Wherever you are in North Uist, we’ve found it’s always worth turning down small side roads. They often lead to interesting places and give a real taste of local life. The Uists have lots of deserted beaches, tiny villages and areas teeming with wildlife await your discovery.
Take your time and enjoy the ride
Between Berneray, to the north of the Uists, and Eriskay, to the south, there’s a journey that can easily be driven in less than two hours, so a couple of days spent here is a very leisurely exploration
The tiny island of Berneray is the landing point for the short Calmac ferry crossing to or from Harris. Its village (with a convenient tea-shop) lines the shore of a natural harbour, and there are superb beaches on three sides of the island, backed by machair with colourful, summer flowers. There’s also an interesting little museum that’s occasionally open. Be sure to spend an hour or two here, before or after crossing the short causeway, to North Uist. There are several causeways, easing the passage of traffic across the six islands that carry the road between the northern and southern ferry terminals of the Uists.

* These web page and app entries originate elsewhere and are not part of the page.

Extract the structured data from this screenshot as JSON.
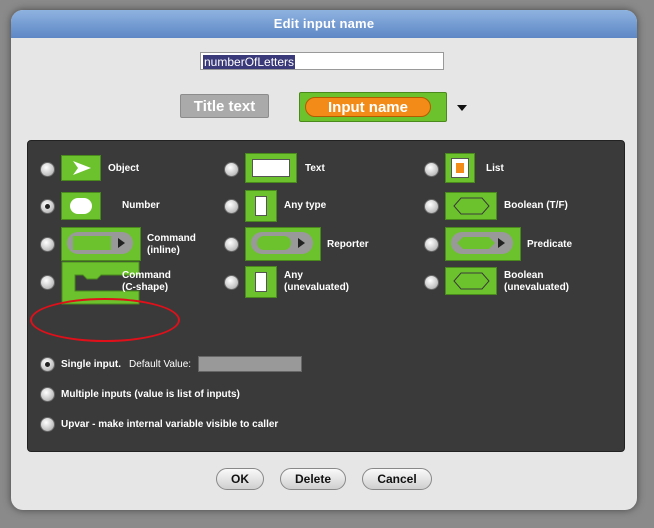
{
  "dialog": {
    "title": "Edit input name"
  },
  "name_field": {
    "value": "numberOfLetters"
  },
  "preview": {
    "title_text": "Title text",
    "input_name": "Input name"
  },
  "types": [
    {
      "id": "object",
      "label": "Object"
    },
    {
      "id": "text",
      "label": "Text"
    },
    {
      "id": "list",
      "label": "List"
    },
    {
      "id": "number",
      "label": "Number",
      "selected": true
    },
    {
      "id": "any-type",
      "label": "Any type"
    },
    {
      "id": "boolean",
      "label": "Boolean (T/F)"
    },
    {
      "id": "command-inline",
      "label": "Command\n(inline)"
    },
    {
      "id": "reporter",
      "label": "Reporter"
    },
    {
      "id": "predicate",
      "label": "Predicate"
    },
    {
      "id": "command-c",
      "label": "Command\n(C-shape)"
    },
    {
      "id": "any-unevaluated",
      "label": "Any\n(unevaluated)"
    },
    {
      "id": "boolean-unevaluated",
      "label": "Boolean\n(unevaluated)"
    }
  ],
  "modes": {
    "single": "Single input.",
    "default_label": "Default Value:",
    "multiple": "Multiple inputs (value is list of inputs)",
    "upvar": "Upvar - make internal variable visible to caller"
  },
  "buttons": {
    "ok": "OK",
    "delete": "Delete",
    "cancel": "Cancel"
  },
  "colors": {
    "block_green": "#6cc22c",
    "panel": "#3a3a3a",
    "highlight": "#e0101a",
    "input_orange": "#f28b18"
  }
}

Leaving Berneray, to reach the main road that circles North Uist, your journey winds its way through crofting land, flanked by small beaches, salt marsh and rocky promontories. Look out for the ruined dun at Loch an Sticir, just by the left turn at Port nan Long. This is a loch where it’s worth quietly hoping for sight of an otter.
Lochmaddy is the largest township of North Uist and has a population of about 300. Taigh Chearsabhagh arts centre provides an introduction to the arts, culture and heritage of the islands in a stimulating environment. Take a walk along the shore beyond the outdoor centre, where you’ll find a traditional, turf-roofed bee-hive building, constructed during 1997 and containing a camera obscura.
From Lochmaddy, it’s only a few minutes drive across the moors past fishing lochs and peat cuttings, to join the west coast road at Clachan, where Hebridean Smokehouse sells tasty smoked salmon, trout or scallops for a luxury picnic – with bread from the village store. Or stop a little further on at Cladach Kirkibost, where the community centre has a modern shop and cafe – with home made soup it’s an excellent lunch stop – broadband, too.
Turn up the west coast road here and pass through several hamlets before reaching the RSPB nature reserve at Balranald – a haven for all sorts of wildlife. The warden also leads a weekly otter walk, at Langass, just east of Clachan. Further on, the shell-sand beach at Balemartin is one of several in this area. You might have it completely to yourselves, even on a weekday in high season.
Continue to Malacleit and Sollas on the north coast (more views and walking opportunities) before returning over the moor on the ‘committee road’ from Malacleit back to Cladach Kirkibost. Keep an eye out for raptors, hunting alongside the road, which affords wide ranging views over North Uist.
Driving southward again, you’ll cross moorland to a short causeway over the shallows between North Uist and Grimsay. Here, a scenic detour of about 5 miles around the island is well worth while, Look out for the boatshed/museum and for Kallin, where you can buy ready cooked shellfish. This is another area where you may be lucky enough to catch sight of an otter.
Beyond Grimsay, crossing a couple of further causeways will bring you to the southern islands of the Uists.
Naturally North Uist
Like all Hebridean islands, North Uist offers plenty of scenery attraction but for some, the abundance of wildlife may be the greatest attraction. More often than not, in other areas you need to be extra vigilant, but here, it sometimes seems like nature is putting on a show for you.
Take a drive along the ‘committee road’ – which crosses the moor and cuts across the north west corner of the island and, in the space of ten minutes or so, you might see Golden Eagle, Short-eared Owl and Hen Harrier, without leaving your car or bike saddle.
The western coast road passes the RSPB reserve at Balranald, where resident birds, migrants and those on passage include species rarely seen elsewhere in the UK. Star attractions are Barnacle goose, Corn bunting, Corncrake, Lapwing and Turnstone. The Corncrake despite its noisy nature, is a furtive bird, so you may have to settle for listening to it!
Anglers can experience some of the best salmon, sea-trout and brown trout waters in Europe – while non-anglers will find it a great place to buy smoked salmon.